▶ _Exercise_: Type the entries out once more. Match them exactly.

▶ _Page and application data records_:
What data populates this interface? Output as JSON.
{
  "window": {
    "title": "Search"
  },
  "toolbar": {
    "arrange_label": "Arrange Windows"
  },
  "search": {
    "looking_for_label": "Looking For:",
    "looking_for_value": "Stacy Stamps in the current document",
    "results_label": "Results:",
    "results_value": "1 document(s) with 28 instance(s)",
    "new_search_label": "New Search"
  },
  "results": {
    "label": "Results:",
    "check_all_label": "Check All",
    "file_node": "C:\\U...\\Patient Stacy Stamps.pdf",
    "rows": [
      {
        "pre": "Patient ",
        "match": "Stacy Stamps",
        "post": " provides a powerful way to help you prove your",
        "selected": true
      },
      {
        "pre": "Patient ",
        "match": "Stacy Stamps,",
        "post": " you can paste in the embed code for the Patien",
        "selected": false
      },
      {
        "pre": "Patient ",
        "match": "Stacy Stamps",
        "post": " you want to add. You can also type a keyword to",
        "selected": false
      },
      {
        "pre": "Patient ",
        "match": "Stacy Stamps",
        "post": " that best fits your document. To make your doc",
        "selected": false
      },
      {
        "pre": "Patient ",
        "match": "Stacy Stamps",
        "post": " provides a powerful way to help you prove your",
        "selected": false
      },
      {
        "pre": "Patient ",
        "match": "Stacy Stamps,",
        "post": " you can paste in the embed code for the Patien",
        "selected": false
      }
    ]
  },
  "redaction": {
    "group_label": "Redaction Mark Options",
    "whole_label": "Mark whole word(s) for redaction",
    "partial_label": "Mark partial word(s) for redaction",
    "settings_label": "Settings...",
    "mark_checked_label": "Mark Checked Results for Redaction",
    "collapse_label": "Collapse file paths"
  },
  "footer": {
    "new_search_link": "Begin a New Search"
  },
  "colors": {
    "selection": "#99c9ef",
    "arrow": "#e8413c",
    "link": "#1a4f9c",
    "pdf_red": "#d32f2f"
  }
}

▶ _Answer for this exercise_:
What data populates this interface? Output as JSON.
{
  "window": {
    "title": "Search"
  },
  "toolbar": {
    "arrange_label": "Arrange Windows"
  },
  "search": {
    "looking_for_label": "Looking For:",
    "looking_for_value": "Stacy Stamps in the current document",
    "results_label": "Results:",
    "results_value": "1 document(s) with 28 instance(s)",
    "new_search_label": "New Search"
  },
  "results": {
    "label": "Results:",
    "check_all_label": "Check All",
    "file_node": "C:\\U...\\Patient Stacy Stamps.pdf",
    "rows": [
      {
        "pre": "Patient ",
        "match": "Stacy Stamps",
        "post": " provides a powerful way to help you prove your",
        "selected": true
      },
      {
        "pre": "Patient ",
        "match": "Stacy Stamps,",
        "post": " you can paste in the embed code for the Patien",
        "selected": false
      },
      {
        "pre": "Patient ",
        "match": "Stacy Stamps",
        "post": " you want to add. You can also type a keyword to",
        "selected": false
      },
      {
        "pre": "Patient ",
        "match": "Stacy Stamps",
        "post": " that best fits your document. To make your doc",
        "selected": false
      },
      {
        "pre": "Patient ",
        "match": "Stacy Stamps",
        "post": " provides a powerful way to help you prove your",
        "selected": false
      },
      {
        "pre": "Patient ",
        "match": "Stacy Stamps,",
        "post": " you can paste in the embed code for the Patien",
        "selected": false
      }
    ]
  },
  "redaction": {
    "group_label": "Redaction Mark Options",
    "whole_label": "Mark whole word(s) for redaction",
    "partial_label": "Mark partial word(s) for redaction",
    "settings_label": "Settings...",
    "mark_checked_label": "Mark Checked Results for Redaction",
    "collapse_label": "Collapse file paths"
  },
  "footer": {
    "new_search_link": "Begin a New Search"
  },
  "colors": {
    "selection": "#99c9ef",
    "arrow": "#e8413c",
    "link": "#1a4f9c",
    "pdf_red": "#d32f2f"
  }
}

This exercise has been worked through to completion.